**WORK REQUEST:**
Restate all of the entries exactly. Any picture in them should be skipped.

**EXERCISE DATA:**
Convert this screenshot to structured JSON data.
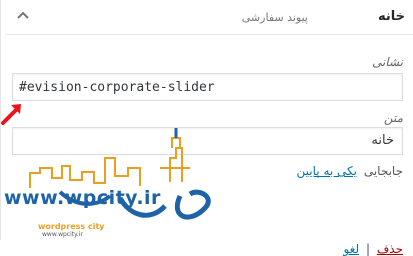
{
  "menu_item": {
    "title": "خانه",
    "type": "پیوند سفارشی",
    "url_label": "نشانی",
    "url_value": "#evision-corporate-slider",
    "text_label": "متن",
    "text_value": "خانه",
    "move_label": "جابجایی",
    "move_link": "یکی به پایین",
    "remove_label": "حذف",
    "separator": "|",
    "cancel_label": "لغو"
  },
  "watermark": {
    "url": "www.wpcity.ir",
    "site_name": "wordpress city",
    "site_url": "www.wpcity.ir"
  },
  "colors": {
    "accent_link": "#0073aa",
    "remove": "#aa0000",
    "annotation_arrow": "#e8161b",
    "watermark_blue": "#1e63a6",
    "watermark_orange": "#e9a020"
  }
}
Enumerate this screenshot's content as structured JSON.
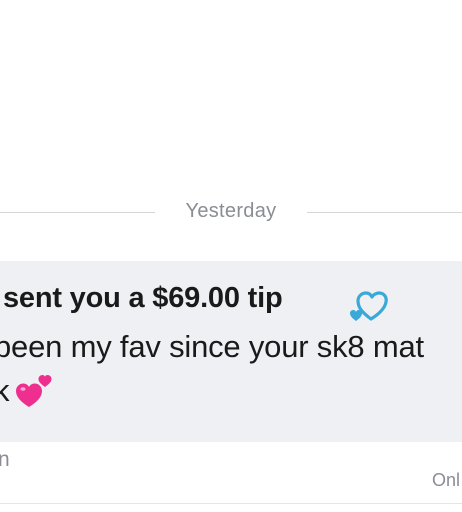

**YOUR RESPONSE:**
Convert this screenshot to structured JSON data.
{
  "menu_item": {
    "title": "خانه",
    "type": "پیوند سفارشی",
    "url_label": "نشانی",
    "url_value": "#evision-corporate-slider",
    "text_label": "متن",
    "text_value": "خانه",
    "move_label": "جابجایی",
    "move_link": "یکی به پایین",
    "remove_label": "حذف",
    "separator": "|",
    "cancel_label": "لغو"
  },
  "watermark": {
    "url": "www.wpcity.ir",
    "site_name": "wordpress city",
    "site_url": "www.wpcity.ir"
  },
  "colors": {
    "accent_link": "#0073aa",
    "remove": "#aa0000",
    "annotation_arrow": "#e8161b",
    "watermark_blue": "#1e63a6",
    "watermark_orange": "#e9a020"
  }
}
Enumerate this screenshot's content as structured JSON.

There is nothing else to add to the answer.